■ PROBLEM DETAILS: Print every entry exactly once more, omitting each picture.

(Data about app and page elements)
· · · · · · ·
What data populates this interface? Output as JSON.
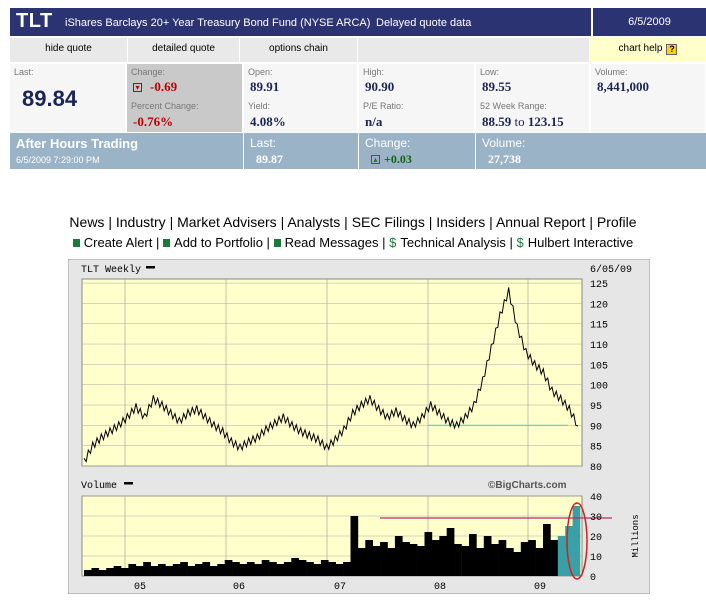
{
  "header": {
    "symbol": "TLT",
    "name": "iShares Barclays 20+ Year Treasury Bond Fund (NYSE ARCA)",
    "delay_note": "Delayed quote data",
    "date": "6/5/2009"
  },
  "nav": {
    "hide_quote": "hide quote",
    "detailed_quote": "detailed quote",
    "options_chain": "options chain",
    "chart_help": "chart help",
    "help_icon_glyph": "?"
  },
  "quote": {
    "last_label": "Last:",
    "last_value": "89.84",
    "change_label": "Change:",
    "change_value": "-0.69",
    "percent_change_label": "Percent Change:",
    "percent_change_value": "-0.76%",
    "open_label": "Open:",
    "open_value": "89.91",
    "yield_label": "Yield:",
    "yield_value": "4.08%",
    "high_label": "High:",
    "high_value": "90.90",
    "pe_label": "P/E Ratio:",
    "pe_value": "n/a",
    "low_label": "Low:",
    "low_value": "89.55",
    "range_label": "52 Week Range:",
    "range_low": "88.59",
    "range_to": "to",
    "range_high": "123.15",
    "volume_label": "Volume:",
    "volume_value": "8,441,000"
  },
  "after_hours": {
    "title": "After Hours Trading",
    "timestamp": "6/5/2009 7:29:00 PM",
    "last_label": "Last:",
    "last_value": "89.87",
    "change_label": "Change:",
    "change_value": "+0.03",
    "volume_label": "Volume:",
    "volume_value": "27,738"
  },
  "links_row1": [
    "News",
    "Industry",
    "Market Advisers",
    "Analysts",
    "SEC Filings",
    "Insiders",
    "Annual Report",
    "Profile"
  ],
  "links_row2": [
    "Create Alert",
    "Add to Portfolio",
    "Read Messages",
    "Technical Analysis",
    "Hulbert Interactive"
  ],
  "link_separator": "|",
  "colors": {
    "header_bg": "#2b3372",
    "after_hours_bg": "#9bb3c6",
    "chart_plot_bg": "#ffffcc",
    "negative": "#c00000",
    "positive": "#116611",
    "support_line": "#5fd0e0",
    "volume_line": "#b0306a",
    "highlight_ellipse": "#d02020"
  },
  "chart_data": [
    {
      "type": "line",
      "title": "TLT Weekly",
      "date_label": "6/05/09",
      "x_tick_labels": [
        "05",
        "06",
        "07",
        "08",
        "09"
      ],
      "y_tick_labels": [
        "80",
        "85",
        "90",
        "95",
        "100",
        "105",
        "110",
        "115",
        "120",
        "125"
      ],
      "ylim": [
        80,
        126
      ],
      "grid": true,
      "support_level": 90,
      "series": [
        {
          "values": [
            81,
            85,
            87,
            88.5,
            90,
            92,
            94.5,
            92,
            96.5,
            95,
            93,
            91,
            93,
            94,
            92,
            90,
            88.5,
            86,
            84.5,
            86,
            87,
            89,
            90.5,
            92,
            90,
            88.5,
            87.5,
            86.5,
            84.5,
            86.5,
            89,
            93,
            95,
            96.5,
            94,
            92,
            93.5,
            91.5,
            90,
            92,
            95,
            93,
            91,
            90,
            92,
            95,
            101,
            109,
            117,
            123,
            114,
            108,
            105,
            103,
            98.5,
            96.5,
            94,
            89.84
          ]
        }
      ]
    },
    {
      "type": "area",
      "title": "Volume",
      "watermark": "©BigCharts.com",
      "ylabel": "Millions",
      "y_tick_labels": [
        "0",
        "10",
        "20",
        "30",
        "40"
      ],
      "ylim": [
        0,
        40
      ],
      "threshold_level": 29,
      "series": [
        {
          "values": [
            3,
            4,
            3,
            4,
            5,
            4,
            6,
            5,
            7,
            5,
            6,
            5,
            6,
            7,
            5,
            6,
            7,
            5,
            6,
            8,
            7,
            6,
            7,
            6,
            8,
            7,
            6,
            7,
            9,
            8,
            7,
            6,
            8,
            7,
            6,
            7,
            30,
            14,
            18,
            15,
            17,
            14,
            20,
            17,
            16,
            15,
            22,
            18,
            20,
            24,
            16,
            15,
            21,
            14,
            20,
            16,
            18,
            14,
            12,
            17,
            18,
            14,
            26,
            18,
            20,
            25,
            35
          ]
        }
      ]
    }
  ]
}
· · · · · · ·
■ ANSWER TO THE EXERCISE:
What data populates this interface? Output as JSON.
{
  "header": {
    "symbol": "TLT",
    "name": "iShares Barclays 20+ Year Treasury Bond Fund (NYSE ARCA)",
    "delay_note": "Delayed quote data",
    "date": "6/5/2009"
  },
  "nav": {
    "hide_quote": "hide quote",
    "detailed_quote": "detailed quote",
    "options_chain": "options chain",
    "chart_help": "chart help",
    "help_icon_glyph": "?"
  },
  "quote": {
    "last_label": "Last:",
    "last_value": "89.84",
    "change_label": "Change:",
    "change_value": "-0.69",
    "percent_change_label": "Percent Change:",
    "percent_change_value": "-0.76%",
    "open_label": "Open:",
    "open_value": "89.91",
    "yield_label": "Yield:",
    "yield_value": "4.08%",
    "high_label": "High:",
    "high_value": "90.90",
    "pe_label": "P/E Ratio:",
    "pe_value": "n/a",
    "low_label": "Low:",
    "low_value": "89.55",
    "range_label": "52 Week Range:",
    "range_low": "88.59",
    "range_to": "to",
    "range_high": "123.15",
    "volume_label": "Volume:",
    "volume_value": "8,441,000"
  },
  "after_hours": {
    "title": "After Hours Trading",
    "timestamp": "6/5/2009 7:29:00 PM",
    "last_label": "Last:",
    "last_value": "89.87",
    "change_label": "Change:",
    "change_value": "+0.03",
    "volume_label": "Volume:",
    "volume_value": "27,738"
  },
  "links_row1": [
    "News",
    "Industry",
    "Market Advisers",
    "Analysts",
    "SEC Filings",
    "Insiders",
    "Annual Report",
    "Profile"
  ],
  "links_row2": [
    "Create Alert",
    "Add to Portfolio",
    "Read Messages",
    "Technical Analysis",
    "Hulbert Interactive"
  ],
  "link_separator": "|",
  "colors": {
    "header_bg": "#2b3372",
    "after_hours_bg": "#9bb3c6",
    "chart_plot_bg": "#ffffcc",
    "negative": "#c00000",
    "positive": "#116611",
    "support_line": "#5fd0e0",
    "volume_line": "#b0306a",
    "highlight_ellipse": "#d02020"
  },
  "chart_data": [
    {
      "type": "line",
      "title": "TLT Weekly",
      "date_label": "6/05/09",
      "x_tick_labels": [
        "05",
        "06",
        "07",
        "08",
        "09"
      ],
      "y_tick_labels": [
        "80",
        "85",
        "90",
        "95",
        "100",
        "105",
        "110",
        "115",
        "120",
        "125"
      ],
      "ylim": [
        80,
        126
      ],
      "grid": true,
      "support_level": 90,
      "series": [
        {
          "values": [
            81,
            85,
            87,
            88.5,
            90,
            92,
            94.5,
            92,
            96.5,
            95,
            93,
            91,
            93,
            94,
            92,
            90,
            88.5,
            86,
            84.5,
            86,
            87,
            89,
            90.5,
            92,
            90,
            88.5,
            87.5,
            86.5,
            84.5,
            86.5,
            89,
            93,
            95,
            96.5,
            94,
            92,
            93.5,
            91.5,
            90,
            92,
            95,
            93,
            91,
            90,
            92,
            95,
            101,
            109,
            117,
            123,
            114,
            108,
            105,
            103,
            98.5,
            96.5,
            94,
            89.84
          ]
        }
      ]
    },
    {
      "type": "area",
      "title": "Volume",
      "watermark": "©BigCharts.com",
      "ylabel": "Millions",
      "y_tick_labels": [
        "0",
        "10",
        "20",
        "30",
        "40"
      ],
      "ylim": [
        0,
        40
      ],
      "threshold_level": 29,
      "series": [
        {
          "values": [
            3,
            4,
            3,
            4,
            5,
            4,
            6,
            5,
            7,
            5,
            6,
            5,
            6,
            7,
            5,
            6,
            7,
            5,
            6,
            8,
            7,
            6,
            7,
            6,
            8,
            7,
            6,
            7,
            9,
            8,
            7,
            6,
            8,
            7,
            6,
            7,
            30,
            14,
            18,
            15,
            17,
            14,
            20,
            17,
            16,
            15,
            22,
            18,
            20,
            24,
            16,
            15,
            21,
            14,
            20,
            16,
            18,
            14,
            12,
            17,
            18,
            14,
            26,
            18,
            20,
            25,
            35
          ]
        }
      ]
    }
  ]
}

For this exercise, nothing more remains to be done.